[Material provided Boundary: Start]
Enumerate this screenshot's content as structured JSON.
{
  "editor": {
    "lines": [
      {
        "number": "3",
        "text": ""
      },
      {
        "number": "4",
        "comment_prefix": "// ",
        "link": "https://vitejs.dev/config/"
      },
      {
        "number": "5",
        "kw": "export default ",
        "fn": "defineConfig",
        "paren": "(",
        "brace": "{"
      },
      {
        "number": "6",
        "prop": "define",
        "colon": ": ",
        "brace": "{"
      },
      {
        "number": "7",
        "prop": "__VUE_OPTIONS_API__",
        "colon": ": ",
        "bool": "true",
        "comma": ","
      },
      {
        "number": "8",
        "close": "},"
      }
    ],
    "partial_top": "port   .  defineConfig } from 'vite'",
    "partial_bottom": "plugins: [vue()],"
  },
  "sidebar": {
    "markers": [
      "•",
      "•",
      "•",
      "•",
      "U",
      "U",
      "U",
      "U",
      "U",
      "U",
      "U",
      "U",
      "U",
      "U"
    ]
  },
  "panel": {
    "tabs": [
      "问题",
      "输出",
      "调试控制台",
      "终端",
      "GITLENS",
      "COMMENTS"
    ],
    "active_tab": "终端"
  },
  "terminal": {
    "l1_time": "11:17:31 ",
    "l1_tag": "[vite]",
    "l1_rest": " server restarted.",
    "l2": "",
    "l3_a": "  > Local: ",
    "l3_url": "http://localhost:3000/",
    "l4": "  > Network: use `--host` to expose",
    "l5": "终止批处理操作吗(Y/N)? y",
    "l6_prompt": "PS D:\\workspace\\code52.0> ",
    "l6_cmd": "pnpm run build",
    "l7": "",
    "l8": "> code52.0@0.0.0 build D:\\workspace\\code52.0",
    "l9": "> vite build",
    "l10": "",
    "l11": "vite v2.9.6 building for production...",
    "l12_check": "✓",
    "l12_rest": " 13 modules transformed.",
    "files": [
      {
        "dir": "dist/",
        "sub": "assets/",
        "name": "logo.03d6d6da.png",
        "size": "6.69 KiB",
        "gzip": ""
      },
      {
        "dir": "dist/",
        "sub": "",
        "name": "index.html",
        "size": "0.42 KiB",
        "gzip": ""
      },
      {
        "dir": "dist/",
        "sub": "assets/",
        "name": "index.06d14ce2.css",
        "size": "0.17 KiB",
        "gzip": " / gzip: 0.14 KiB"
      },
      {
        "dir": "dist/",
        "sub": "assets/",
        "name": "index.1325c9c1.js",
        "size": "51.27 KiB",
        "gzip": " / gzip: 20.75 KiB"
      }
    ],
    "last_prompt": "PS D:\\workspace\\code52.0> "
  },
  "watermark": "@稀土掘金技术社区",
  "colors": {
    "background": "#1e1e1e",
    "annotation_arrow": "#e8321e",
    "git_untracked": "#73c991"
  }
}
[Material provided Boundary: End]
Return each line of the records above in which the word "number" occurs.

        "number": "3",
        "number": "4",
        "number": "5",
        "number": "6",
        "number": "7",
        "number": "8",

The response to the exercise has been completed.